You can read more information about the history and culture of the Cayuse Indians on the website of the Confederated Tribes of the Umatilla Indian Reservation.

Thursday, February 7, 2013

Kirby Sattler Native American Art Prints

I happened upon the website of an amazing artist today named Kirby Sattler. Mr. Sattler creates Native American Art Prints, which are American Indian Portraits-art interpretations, and they are simply breathtaking. When I saw them, I emailed immediately to request permission to feature Mr. Sattler's work here at Native History Magazine. 

From his Artist Statement:
Mr. Sattler's work is fueled by an inherent interest in the Indigenous Peoples of the Earth. The current images evolve from the history, ceremony, mythology, and spirituality of the Native American. The ultra-detailed interpretations examine the inseparable relationship between the Indian and his natural world, reflecting a culture that had no hard line between the sacred and the mundane. Each of his paintings function on the premise that all natural phenomena have souls independent of their physical beings. Under such a belief, the wearing of sacred objects were a source of spiritual power. Any object--a stone, a plait of sweet grass, a part of an animal, the wing of a bird--could contain the essence of the metaphysical qualities identified to the objects and desired by the Native American. This acquisition of "Medicine," or spiritual power, was central to the lives of the Indian. It provided the conduit to the unseen forces of the universe which predominated their lives.

Mr. Sattler attempts to give the viewer of his work a sense of what these sacred objects meant to the wearer; when combined with the proper ritual or prayer there would be a transference of identity. More than just aesthetic adornment, it was an outward manifestation of their identity and their inter-relatedness with their natural and spiritual world.

Beneath each of these images of Mr. Sattler's beautiful work is the artwork's title. Clicking on the title will take you directly to his website. These images are all Copyright Kirby Sattler, used with permission.
Hawk Bells by Kirby Sattler
painting by Kirby Sattler

I Am Crow by Kirby Sattler
painting by Kirby Sattler
Note: Make-up for Johnny Depp's character portrayal of Tonto in the upcoming film, 'The Lone Ranger' was inspired by this amazing painting.

Voice of Half Moon by Kirby Sattler
painting by Kirby Sattler

Natane Daughter of the Ghost Dance by Kirby Sattler
painting by Kirby Sattler

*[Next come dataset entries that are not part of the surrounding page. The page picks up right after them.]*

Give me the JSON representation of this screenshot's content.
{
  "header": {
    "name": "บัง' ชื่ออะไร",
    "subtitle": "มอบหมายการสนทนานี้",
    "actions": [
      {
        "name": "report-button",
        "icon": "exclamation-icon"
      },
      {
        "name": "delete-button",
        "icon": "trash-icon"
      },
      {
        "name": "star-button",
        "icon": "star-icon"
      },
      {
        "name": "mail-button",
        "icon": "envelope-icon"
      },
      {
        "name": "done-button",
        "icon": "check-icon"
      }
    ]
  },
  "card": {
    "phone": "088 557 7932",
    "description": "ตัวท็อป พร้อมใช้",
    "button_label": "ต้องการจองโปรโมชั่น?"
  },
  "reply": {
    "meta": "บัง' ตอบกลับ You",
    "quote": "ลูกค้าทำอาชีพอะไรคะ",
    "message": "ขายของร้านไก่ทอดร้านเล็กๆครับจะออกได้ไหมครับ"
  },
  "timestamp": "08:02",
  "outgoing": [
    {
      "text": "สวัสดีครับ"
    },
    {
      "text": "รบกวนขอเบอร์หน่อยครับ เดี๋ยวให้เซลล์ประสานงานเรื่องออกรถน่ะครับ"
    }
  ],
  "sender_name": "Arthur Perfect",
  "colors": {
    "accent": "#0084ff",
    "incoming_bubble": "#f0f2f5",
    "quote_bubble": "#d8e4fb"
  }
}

 Mr. Sattler's work pays beautiful and respectful homage to Native Americans. He calls his paintings 'interpretations,' based on the nomadic tribes of the 19th century American plains. His subjects are inspired by a combination of visual references and his imagination. He produces a limited number of paintings each year; and his limited edition prints are available on both canvas and watercolor paper through his website. You don't have to purchase the prints to be amazed by their detail, depth, and true beauty--but I do hope you'll visit his website and explore his wonderful collection. There is far more to be seen there.

My mother would have loved these works by Kirby Sattler. I deeply thank him for allowing me to share them here at Native History Magazine.

Saturday, February 2, 2013

Hupa Man in Deerskin Dance Costume

This photo is from the Edward S. Curtis Collection at the Library of Congress. It is described as a Hupa Indian, half-length, standing, facing left, in ceremonial costume. The Hupa (also Hoopa) are native to northwestern California. Known as the Natinixwe, their name means "People of the Place Where the Trail Returns."

Clicking on the photo's title under the photograph will take you to the original photo at the Library of Congress.

White deerskin dance costume-Hupa

You can learn more about the history of the Hoopa people by clicking on the link below.

That is the official website of the Hoopa Valley Indian Tribe, where you can also learn about their Culture, Language, Art, Government and more.

Piegan Girl and Tipi

This photo is from the Edward S Curtis Collection at the Library of Congress. It is described as a Piegan girl standing outside small tipi.

Clicking on the photo's title under the photograph will take you to the original photo at the Library of Congress.

Piegan Child's Tipi